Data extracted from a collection
------------------------------
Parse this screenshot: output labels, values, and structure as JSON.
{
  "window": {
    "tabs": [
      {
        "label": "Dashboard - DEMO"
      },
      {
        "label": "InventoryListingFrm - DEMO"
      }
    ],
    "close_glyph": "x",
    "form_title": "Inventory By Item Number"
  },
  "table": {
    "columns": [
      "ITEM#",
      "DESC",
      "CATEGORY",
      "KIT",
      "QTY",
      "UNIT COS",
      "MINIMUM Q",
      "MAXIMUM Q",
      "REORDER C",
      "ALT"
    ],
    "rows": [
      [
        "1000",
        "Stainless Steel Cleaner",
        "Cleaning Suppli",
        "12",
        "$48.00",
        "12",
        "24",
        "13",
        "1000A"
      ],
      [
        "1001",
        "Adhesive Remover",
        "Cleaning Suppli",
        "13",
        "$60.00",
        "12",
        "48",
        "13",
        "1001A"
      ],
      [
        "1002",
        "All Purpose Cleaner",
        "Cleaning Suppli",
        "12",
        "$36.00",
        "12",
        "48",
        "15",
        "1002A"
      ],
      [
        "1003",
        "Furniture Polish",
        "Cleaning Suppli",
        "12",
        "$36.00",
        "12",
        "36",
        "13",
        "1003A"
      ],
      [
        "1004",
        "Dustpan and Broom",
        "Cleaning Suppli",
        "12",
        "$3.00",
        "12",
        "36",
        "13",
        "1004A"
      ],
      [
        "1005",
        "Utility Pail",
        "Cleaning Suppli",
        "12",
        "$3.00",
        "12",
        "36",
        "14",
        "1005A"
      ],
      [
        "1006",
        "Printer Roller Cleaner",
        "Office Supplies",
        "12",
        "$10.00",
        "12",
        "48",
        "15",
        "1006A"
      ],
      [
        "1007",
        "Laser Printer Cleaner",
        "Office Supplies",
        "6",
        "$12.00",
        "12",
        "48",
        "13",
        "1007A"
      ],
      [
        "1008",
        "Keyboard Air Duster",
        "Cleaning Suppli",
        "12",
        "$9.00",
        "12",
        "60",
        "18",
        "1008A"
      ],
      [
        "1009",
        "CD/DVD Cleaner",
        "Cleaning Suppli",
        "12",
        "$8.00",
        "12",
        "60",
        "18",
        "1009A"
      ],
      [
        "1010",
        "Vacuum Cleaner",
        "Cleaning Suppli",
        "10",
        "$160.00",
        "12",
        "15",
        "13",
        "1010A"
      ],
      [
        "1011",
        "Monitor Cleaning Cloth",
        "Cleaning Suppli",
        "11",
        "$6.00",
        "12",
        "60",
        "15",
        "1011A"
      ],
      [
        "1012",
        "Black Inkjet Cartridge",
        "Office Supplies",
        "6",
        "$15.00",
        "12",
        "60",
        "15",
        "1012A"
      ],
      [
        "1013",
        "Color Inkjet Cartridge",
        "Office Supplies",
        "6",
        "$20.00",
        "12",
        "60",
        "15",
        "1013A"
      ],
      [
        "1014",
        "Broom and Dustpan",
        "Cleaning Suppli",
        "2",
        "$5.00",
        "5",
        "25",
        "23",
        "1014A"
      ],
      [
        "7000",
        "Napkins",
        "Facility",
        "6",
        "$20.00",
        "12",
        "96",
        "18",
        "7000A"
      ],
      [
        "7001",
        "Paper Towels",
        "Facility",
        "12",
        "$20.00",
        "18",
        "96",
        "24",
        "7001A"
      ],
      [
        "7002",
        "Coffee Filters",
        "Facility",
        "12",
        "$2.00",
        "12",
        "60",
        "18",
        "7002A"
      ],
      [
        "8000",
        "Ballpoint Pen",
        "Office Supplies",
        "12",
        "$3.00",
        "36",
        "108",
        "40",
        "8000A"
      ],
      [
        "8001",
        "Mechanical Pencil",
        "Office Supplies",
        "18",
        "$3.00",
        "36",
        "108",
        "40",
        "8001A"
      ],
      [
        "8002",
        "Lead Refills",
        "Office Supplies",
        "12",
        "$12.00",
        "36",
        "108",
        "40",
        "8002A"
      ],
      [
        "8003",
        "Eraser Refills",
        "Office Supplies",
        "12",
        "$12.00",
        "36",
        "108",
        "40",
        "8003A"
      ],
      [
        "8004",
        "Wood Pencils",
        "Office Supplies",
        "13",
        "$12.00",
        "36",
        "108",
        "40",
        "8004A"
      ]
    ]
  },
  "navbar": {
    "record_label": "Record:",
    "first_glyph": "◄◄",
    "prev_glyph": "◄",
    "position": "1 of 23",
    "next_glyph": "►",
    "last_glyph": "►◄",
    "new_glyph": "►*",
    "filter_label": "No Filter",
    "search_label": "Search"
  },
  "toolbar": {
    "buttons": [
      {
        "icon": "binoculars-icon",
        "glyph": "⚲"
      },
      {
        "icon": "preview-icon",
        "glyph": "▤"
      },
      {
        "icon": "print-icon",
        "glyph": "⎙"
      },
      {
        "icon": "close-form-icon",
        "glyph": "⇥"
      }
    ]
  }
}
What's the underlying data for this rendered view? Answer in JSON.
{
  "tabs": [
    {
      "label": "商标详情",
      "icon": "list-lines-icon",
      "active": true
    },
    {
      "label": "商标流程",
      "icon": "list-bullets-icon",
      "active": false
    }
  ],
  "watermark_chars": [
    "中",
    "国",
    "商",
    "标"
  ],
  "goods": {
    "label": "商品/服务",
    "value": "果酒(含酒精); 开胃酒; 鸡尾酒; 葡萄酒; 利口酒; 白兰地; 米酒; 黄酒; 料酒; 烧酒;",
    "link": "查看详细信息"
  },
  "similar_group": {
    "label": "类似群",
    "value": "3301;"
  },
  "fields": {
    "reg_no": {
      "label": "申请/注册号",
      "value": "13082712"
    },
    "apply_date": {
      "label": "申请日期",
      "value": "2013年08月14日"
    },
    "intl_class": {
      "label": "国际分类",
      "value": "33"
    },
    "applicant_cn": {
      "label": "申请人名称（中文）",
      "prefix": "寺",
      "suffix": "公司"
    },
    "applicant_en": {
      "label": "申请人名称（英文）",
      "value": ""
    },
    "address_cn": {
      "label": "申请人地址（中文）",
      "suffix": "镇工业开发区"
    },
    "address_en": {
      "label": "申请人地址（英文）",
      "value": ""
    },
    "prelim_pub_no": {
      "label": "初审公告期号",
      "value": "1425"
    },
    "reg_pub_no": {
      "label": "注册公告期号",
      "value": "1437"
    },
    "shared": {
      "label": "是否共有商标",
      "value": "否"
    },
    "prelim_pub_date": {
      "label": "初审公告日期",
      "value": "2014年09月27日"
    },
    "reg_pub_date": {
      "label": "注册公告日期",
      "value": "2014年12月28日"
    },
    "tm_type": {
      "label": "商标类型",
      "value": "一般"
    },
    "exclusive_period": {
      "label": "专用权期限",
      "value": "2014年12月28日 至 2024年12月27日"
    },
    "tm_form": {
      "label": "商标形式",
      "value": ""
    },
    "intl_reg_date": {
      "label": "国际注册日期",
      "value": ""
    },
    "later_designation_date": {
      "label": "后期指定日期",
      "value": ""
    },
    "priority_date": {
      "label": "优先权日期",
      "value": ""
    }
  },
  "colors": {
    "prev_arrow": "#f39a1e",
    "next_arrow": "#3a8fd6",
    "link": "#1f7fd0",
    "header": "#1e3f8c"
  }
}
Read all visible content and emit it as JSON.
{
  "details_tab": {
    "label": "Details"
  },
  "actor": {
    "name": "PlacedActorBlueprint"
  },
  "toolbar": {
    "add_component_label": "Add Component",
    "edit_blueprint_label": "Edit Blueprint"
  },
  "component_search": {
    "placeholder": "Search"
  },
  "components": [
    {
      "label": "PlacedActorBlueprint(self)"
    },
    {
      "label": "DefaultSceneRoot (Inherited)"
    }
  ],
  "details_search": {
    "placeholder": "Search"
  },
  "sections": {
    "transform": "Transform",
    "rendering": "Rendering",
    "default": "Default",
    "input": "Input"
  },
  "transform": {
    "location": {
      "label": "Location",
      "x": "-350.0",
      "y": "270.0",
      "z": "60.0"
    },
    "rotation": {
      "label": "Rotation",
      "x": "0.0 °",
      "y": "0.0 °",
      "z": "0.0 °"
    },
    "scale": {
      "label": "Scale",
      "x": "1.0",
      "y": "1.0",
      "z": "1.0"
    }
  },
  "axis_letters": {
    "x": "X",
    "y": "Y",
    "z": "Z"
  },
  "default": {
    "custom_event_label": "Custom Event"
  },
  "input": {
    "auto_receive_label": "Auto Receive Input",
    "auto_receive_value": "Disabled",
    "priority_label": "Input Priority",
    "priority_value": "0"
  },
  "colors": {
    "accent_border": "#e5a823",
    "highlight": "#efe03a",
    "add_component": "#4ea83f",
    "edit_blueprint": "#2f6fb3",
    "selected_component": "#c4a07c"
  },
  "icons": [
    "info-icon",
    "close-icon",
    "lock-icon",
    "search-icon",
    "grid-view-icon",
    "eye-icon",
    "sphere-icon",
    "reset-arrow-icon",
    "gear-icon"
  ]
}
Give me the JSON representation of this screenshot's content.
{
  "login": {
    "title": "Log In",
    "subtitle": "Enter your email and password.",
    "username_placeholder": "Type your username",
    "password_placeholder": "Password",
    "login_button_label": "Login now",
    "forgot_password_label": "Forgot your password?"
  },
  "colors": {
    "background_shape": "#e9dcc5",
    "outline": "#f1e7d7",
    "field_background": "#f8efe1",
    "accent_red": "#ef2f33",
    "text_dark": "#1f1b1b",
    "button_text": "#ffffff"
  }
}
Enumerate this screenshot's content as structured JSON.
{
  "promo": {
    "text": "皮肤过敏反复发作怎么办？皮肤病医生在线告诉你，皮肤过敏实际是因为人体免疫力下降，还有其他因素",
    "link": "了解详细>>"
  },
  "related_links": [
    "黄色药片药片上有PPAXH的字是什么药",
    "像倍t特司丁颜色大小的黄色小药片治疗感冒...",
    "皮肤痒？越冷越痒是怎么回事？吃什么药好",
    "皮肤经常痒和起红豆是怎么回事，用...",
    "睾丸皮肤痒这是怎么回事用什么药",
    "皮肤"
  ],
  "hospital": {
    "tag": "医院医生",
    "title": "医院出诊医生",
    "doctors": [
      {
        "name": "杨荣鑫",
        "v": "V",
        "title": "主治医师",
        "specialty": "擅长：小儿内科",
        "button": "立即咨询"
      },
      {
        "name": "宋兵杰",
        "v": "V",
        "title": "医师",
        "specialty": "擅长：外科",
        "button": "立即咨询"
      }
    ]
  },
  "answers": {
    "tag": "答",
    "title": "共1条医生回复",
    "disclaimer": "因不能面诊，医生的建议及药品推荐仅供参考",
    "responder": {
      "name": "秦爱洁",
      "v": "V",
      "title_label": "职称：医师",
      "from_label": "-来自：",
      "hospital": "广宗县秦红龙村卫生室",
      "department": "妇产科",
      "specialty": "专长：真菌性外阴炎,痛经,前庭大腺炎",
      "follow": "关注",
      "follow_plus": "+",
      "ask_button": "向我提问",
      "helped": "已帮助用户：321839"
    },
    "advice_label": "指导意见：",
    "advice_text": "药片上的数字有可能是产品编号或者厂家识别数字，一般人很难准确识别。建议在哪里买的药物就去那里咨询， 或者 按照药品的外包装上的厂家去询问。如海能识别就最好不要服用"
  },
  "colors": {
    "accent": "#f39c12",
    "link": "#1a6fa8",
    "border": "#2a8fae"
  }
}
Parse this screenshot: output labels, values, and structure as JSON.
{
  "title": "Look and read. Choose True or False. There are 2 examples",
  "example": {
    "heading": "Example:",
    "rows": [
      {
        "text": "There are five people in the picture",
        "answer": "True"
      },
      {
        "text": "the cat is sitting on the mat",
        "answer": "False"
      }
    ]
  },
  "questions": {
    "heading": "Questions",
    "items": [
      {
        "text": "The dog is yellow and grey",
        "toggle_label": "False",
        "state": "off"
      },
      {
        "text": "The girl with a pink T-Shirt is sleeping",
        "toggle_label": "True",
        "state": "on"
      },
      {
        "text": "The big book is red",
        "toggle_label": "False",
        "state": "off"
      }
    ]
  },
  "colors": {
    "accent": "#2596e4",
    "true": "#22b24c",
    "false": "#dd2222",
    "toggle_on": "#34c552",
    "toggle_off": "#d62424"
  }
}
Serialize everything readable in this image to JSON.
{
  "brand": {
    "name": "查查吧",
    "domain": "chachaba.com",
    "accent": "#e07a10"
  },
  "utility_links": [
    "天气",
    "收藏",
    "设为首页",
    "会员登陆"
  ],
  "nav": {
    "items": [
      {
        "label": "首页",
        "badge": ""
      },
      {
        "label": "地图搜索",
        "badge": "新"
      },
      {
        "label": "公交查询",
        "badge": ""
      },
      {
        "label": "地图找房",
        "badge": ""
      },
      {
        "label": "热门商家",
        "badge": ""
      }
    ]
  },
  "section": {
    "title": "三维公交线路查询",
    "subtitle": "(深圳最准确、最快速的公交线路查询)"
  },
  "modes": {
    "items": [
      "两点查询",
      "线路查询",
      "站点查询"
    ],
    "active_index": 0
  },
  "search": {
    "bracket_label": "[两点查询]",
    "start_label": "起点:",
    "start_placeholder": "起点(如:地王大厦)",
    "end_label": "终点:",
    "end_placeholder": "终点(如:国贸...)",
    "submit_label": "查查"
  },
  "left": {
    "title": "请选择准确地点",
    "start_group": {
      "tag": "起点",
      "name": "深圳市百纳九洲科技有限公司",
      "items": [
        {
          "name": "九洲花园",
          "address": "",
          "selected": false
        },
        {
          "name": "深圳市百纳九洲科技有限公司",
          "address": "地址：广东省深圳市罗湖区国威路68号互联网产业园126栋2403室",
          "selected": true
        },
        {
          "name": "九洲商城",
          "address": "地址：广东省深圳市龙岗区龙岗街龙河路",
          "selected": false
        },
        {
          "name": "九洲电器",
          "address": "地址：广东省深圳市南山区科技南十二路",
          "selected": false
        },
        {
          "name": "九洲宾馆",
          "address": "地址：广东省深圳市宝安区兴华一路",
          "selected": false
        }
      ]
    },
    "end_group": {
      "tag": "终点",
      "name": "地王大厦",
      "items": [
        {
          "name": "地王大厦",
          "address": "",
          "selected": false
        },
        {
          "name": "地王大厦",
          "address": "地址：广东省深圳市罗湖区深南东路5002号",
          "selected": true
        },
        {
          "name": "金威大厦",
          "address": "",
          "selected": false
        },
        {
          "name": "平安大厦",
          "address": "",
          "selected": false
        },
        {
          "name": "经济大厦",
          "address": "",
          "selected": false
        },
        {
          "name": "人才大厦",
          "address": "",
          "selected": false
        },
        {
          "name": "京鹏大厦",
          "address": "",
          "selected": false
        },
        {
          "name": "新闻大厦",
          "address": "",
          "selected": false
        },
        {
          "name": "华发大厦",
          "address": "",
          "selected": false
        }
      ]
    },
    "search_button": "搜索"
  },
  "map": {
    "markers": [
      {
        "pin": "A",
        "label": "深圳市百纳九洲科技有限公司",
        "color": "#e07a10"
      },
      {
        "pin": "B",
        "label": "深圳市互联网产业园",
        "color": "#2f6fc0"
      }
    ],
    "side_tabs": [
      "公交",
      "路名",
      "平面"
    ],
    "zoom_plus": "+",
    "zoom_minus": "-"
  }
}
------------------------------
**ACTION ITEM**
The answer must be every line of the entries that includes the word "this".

**EXERCISE SOLUTION**
Parse this screenshot: output labels, values, and structure as JSON.
What's the underlying data for this rendered view? Answer in JSON.
Give me the JSON representation of this screenshot's content.
Enumerate this screenshot's content as structured JSON.
Parse this screenshot: output labels, values, and structure as JSON.
Serialize everything readable in this image to JSON.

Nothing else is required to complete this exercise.